Although I am partial to discounted cash flows to value shares, the market approach for REITs is Price/Funds From Operations (FFO). FFO is essentially the REIT cash flow and Alpine publishes this metric in its annual report. In the second quarter 2023, the company’s FFO outlook was revised to $1.52-$1.55. Below is a list of price to FFO multiples for 13 different publicly listed retail REITs of various market caps. The average for this group was 13.75.
Alpine’s current share price is $17.62, which at a projected FFO of $1.55 is equal to a price/FFO multiple of 10.0, exceptionally low compared to other REITS. Below is a chart of retail REITs that are similar in strategy to Alpine, and considered its peers, including Agree Realty (ADC) and Four Corners Trust (FCPT). The average multiple for this group is 15.8. If we assume Alpine’s number should be between 13.75 and 15.8, or let’s say about 14.5, then the value of its share should be $22.48 using a FFO number of $1.55. At the lower multiple of 13.75, shares should trade at $21.31. At the current price of $17.62, shares are easily 15-20% undervalued.
The dividend yield is currently 6.32%. This is significantly higher than most of Alpine’s peer group, which have yields of 4.0-5.0%. Alpine’s first payment was December 2019 in the amount of $0.06. Alpine’s dividend was $0.658 in 2019, $0.82 in 2020, $1.015 in 2021, and $1.09 in 2022. I calculate an annual compound growth rate of 13.4%.
There have been two dividends paid in 2023, at $0.275 per quarter and there should be an increase in the next quarter or the fourth quarter. The dividend payout ratio has varied from 63.0% to 66.7% of FFO and for 2023 the company is estimating a higher payout of 72.0%, still well within industry norms and easily covered.
Risks to Outlook

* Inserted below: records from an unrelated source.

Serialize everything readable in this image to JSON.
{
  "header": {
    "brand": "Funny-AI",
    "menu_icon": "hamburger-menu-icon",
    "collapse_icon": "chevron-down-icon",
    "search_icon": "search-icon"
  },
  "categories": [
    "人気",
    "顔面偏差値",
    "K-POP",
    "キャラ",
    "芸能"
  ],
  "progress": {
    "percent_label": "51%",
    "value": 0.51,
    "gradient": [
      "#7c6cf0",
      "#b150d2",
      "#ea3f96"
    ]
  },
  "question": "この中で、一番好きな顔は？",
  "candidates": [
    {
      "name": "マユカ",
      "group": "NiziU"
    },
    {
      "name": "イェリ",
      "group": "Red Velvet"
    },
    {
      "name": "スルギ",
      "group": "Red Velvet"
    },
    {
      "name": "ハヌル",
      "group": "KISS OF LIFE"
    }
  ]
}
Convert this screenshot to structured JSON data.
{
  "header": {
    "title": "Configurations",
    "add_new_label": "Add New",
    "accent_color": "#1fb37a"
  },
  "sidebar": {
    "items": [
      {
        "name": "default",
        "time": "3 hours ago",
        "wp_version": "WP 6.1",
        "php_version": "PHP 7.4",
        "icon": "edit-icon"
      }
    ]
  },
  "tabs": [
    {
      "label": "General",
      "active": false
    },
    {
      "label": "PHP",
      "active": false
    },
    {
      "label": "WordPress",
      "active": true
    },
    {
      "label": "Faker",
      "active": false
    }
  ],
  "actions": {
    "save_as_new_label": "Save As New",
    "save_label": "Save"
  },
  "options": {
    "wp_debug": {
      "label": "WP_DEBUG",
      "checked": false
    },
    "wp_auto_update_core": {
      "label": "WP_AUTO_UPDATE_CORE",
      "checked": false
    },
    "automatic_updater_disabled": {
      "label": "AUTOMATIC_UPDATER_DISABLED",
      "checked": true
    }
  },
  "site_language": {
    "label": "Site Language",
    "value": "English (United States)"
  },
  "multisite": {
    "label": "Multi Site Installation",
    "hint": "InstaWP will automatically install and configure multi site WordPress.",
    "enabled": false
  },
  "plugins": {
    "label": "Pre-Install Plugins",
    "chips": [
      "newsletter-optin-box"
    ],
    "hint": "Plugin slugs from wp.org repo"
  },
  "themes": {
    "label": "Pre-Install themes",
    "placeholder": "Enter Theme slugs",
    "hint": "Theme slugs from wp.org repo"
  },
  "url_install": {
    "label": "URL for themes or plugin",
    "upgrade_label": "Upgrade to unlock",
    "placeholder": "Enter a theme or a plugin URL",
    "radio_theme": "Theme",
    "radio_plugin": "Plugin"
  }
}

My initial concern with this company was the percentage of non-investment grade tenants at the end of 2022, about 10% of the total square footage. However, Alpine began addressing this in 2023 by divesting of most of its Academy Sports spaces and rotating into Starbucks and Marshalls and adding more space leased to Lowe’s. These are all investment grade tenants. Alpine needs to continue this trend, but I think the company is taking the right steps. My other concern is that the remaining lease duration is 7.6 years, which in an ideal world would be longer. While more leases will start expiring after 2030, many of Alpine’s tenants are likely to have multiple five year renewal options, so I look at this risk as not being excessive.
I see Alpine as a dividend income play, paying 6.3% today and increasing next quarter. Getting in at the right point might give you some meaningful share price appreciation in the future. Using a Price/FFO metric, shares are as much as 20% undervalued compared to peers at their current $17.62 level (as of this writing). Alpine is well managed and has been steering its retail mix toward more investment grade companies like Lowe’s, Marshalls, Starbucks and Chik-Fil-A . I believe the stock is currently a smart buy for dividend investors.